§ PROVIDED MATERIAL

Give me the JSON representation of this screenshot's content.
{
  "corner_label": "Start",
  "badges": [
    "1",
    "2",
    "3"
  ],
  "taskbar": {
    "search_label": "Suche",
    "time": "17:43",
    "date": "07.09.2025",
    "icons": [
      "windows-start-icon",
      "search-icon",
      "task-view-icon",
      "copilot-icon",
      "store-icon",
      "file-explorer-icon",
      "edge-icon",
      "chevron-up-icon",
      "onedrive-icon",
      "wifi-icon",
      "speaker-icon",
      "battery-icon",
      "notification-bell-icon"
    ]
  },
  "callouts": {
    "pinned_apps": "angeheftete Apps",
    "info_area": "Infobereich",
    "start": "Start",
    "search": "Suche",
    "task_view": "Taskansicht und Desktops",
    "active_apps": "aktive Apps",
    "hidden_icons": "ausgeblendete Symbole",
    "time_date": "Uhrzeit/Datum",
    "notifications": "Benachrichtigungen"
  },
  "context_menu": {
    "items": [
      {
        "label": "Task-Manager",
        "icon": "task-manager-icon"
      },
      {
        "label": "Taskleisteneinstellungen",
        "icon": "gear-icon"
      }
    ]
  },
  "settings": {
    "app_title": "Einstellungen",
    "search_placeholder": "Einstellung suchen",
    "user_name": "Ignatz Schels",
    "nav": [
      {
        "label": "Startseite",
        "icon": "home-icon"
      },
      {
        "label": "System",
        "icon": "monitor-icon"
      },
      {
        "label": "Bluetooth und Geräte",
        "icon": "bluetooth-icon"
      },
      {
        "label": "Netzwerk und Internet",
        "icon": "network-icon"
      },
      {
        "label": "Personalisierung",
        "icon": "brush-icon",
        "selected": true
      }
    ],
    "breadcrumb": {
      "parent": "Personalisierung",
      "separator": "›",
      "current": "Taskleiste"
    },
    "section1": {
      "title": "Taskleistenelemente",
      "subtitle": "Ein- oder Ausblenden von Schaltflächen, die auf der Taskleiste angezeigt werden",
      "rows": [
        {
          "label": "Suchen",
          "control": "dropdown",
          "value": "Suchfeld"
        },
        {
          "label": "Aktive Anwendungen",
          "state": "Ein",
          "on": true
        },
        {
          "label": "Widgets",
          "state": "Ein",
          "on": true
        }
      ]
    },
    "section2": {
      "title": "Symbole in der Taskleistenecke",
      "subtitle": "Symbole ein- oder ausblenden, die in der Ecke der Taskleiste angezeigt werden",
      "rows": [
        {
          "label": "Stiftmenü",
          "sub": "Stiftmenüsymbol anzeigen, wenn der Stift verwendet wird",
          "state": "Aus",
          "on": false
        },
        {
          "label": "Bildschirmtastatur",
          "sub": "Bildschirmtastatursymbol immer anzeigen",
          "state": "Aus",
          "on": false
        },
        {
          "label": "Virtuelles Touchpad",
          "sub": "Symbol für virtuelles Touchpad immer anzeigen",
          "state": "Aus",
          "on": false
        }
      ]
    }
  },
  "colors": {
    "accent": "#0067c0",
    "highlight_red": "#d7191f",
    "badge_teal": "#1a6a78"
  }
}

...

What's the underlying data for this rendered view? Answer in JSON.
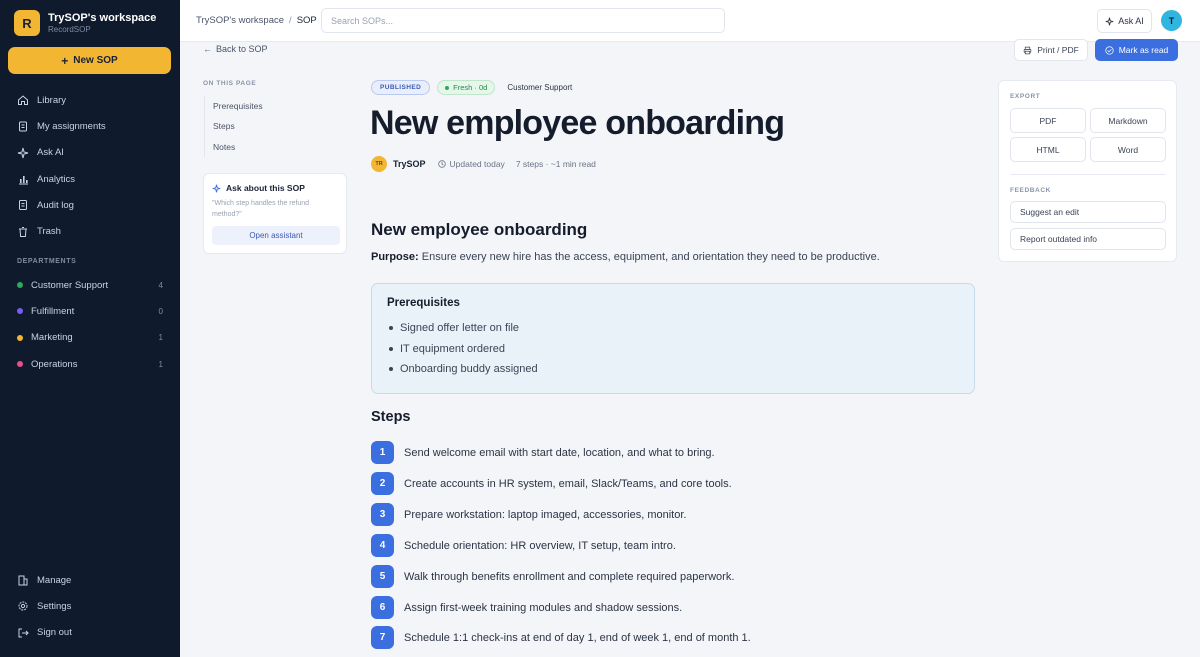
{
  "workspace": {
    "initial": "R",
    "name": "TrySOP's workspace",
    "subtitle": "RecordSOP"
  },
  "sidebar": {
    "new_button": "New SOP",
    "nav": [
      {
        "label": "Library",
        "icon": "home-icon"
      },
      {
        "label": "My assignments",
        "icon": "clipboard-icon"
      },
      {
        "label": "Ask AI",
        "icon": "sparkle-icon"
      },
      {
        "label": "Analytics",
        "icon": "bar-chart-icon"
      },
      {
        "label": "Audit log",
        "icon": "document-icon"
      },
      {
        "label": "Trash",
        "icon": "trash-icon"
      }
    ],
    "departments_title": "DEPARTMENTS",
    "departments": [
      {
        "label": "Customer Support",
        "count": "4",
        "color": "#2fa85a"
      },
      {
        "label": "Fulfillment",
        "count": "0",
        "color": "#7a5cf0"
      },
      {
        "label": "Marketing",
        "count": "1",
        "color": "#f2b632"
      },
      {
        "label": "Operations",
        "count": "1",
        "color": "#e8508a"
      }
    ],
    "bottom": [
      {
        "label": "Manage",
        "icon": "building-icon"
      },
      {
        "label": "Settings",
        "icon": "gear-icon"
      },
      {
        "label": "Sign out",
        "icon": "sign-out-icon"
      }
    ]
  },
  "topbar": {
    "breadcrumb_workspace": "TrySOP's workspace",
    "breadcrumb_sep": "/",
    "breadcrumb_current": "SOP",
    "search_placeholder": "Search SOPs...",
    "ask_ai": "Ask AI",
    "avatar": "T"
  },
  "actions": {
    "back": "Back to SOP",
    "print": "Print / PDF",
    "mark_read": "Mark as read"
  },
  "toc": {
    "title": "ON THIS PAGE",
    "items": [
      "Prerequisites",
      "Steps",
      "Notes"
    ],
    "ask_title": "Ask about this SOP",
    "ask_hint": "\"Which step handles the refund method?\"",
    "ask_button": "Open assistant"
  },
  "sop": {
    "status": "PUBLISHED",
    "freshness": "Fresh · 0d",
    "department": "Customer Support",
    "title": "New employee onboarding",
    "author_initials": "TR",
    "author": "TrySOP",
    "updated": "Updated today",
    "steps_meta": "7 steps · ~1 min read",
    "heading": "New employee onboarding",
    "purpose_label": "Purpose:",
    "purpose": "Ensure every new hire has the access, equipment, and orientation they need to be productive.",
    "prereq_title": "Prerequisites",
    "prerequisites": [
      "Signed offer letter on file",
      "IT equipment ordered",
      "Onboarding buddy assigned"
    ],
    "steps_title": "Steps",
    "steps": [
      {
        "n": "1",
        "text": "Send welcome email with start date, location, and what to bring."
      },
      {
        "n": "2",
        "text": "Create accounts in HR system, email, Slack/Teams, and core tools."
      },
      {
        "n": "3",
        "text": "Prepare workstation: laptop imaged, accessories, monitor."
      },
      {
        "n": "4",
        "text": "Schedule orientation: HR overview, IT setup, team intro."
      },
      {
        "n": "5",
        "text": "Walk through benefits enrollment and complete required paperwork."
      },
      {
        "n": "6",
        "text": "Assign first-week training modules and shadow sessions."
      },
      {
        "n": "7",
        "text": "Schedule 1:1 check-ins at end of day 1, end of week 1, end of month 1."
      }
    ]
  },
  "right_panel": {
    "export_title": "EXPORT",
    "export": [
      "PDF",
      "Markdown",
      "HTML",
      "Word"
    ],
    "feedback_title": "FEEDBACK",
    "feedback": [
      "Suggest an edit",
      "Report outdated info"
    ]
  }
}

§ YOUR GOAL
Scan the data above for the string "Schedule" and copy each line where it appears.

§ WRITTEN RESPONSE
        "text": "Schedule orientation: HR overview, IT setup, team intro."
        "text": "Schedule 1:1 check-ins at end of day 1, end of week 1, end of month 1."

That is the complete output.